Try it. The answer must be an exact restatement of all the data.

Data records.
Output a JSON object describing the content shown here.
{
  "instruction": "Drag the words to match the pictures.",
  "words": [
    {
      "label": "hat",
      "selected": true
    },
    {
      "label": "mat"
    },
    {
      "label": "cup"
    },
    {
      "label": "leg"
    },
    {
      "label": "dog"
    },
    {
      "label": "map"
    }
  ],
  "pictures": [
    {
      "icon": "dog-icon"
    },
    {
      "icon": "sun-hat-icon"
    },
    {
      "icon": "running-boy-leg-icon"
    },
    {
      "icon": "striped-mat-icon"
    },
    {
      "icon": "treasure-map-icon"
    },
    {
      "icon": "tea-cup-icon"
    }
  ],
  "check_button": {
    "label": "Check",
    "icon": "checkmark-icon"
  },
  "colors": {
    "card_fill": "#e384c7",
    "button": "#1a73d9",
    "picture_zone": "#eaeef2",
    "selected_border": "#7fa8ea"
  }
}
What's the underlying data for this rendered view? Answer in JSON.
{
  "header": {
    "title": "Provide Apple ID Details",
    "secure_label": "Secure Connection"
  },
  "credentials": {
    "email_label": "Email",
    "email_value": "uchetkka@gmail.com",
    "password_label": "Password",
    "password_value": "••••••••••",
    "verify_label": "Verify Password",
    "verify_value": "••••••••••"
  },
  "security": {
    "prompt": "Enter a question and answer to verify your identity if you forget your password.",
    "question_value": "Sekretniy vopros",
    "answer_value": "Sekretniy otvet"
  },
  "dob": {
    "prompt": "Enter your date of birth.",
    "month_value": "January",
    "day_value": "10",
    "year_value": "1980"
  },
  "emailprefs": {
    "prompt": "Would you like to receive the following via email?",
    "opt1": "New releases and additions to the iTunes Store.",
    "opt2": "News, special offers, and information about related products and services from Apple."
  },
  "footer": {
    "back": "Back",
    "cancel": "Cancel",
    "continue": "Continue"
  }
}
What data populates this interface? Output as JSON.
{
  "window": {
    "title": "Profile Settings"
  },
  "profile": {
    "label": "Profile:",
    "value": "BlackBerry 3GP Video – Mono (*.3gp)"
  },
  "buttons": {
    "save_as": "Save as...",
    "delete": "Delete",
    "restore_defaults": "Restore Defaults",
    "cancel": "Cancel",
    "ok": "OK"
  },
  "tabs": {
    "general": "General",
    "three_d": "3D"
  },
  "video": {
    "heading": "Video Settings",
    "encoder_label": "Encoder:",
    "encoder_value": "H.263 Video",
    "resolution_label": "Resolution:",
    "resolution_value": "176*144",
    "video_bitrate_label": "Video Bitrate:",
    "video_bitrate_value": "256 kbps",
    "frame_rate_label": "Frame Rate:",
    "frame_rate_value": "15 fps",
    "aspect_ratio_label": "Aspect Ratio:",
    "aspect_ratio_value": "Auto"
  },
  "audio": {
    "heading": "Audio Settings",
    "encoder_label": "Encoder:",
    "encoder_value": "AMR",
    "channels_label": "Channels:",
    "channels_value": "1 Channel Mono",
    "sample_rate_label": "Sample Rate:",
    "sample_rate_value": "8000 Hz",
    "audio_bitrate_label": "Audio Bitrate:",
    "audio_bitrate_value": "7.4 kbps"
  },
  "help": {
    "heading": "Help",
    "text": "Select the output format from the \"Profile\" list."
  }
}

Final answer.
Output a JSON object describing the content shown here.
{
  "instruction": "Drag the words to match the pictures.",
  "words": [
    {
      "label": "hat",
      "selected": true
    },
    {
      "label": "mat"
    },
    {
      "label": "cup"
    },
    {
      "label": "leg"
    },
    {
      "label": "dog"
    },
    {
      "label": "map"
    }
  ],
  "pictures": [
    {
      "icon": "dog-icon"
    },
    {
      "icon": "sun-hat-icon"
    },
    {
      "icon": "running-boy-leg-icon"
    },
    {
      "icon": "striped-mat-icon"
    },
    {
      "icon": "treasure-map-icon"
    },
    {
      "icon": "tea-cup-icon"
    }
  ],
  "check_button": {
    "label": "Check",
    "icon": "checkmark-icon"
  },
  "colors": {
    "card_fill": "#e384c7",
    "button": "#1a73d9",
    "picture_zone": "#eaeef2",
    "selected_border": "#7fa8ea"
  }
}
What's the underlying data for this rendered view? Answer in JSON.
{
  "header": {
    "title": "Provide Apple ID Details",
    "secure_label": "Secure Connection"
  },
  "credentials": {
    "email_label": "Email",
    "email_value": "uchetkka@gmail.com",
    "password_label": "Password",
    "password_value": "••••••••••",
    "verify_label": "Verify Password",
    "verify_value": "••••••••••"
  },
  "security": {
    "prompt": "Enter a question and answer to verify your identity if you forget your password.",
    "question_value": "Sekretniy vopros",
    "answer_value": "Sekretniy otvet"
  },
  "dob": {
    "prompt": "Enter your date of birth.",
    "month_value": "January",
    "day_value": "10",
    "year_value": "1980"
  },
  "emailprefs": {
    "prompt": "Would you like to receive the following via email?",
    "opt1": "New releases and additions to the iTunes Store.",
    "opt2": "News, special offers, and information about related products and services from Apple."
  },
  "footer": {
    "back": "Back",
    "cancel": "Cancel",
    "continue": "Continue"
  }
}
What data populates this interface? Output as JSON.
{
  "window": {
    "title": "Profile Settings"
  },
  "profile": {
    "label": "Profile:",
    "value": "BlackBerry 3GP Video – Mono (*.3gp)"
  },
  "buttons": {
    "save_as": "Save as...",
    "delete": "Delete",
    "restore_defaults": "Restore Defaults",
    "cancel": "Cancel",
    "ok": "OK"
  },
  "tabs": {
    "general": "General",
    "three_d": "3D"
  },
  "video": {
    "heading": "Video Settings",
    "encoder_label": "Encoder:",
    "encoder_value": "H.263 Video",
    "resolution_label": "Resolution:",
    "resolution_value": "176*144",
    "video_bitrate_label": "Video Bitrate:",
    "video_bitrate_value": "256 kbps",
    "frame_rate_label": "Frame Rate:",
    "frame_rate_value": "15 fps",
    "aspect_ratio_label": "Aspect Ratio:",
    "aspect_ratio_value": "Auto"
  },
  "audio": {
    "heading": "Audio Settings",
    "encoder_label": "Encoder:",
    "encoder_value": "AMR",
    "channels_label": "Channels:",
    "channels_value": "1 Channel Mono",
    "sample_rate_label": "Sample Rate:",
    "sample_rate_value": "8000 Hz",
    "audio_bitrate_label": "Audio Bitrate:",
    "audio_bitrate_value": "7.4 kbps"
  },
  "help": {
    "heading": "Help",
    "text": "Select the output format from the \"Profile\" list."
  }
}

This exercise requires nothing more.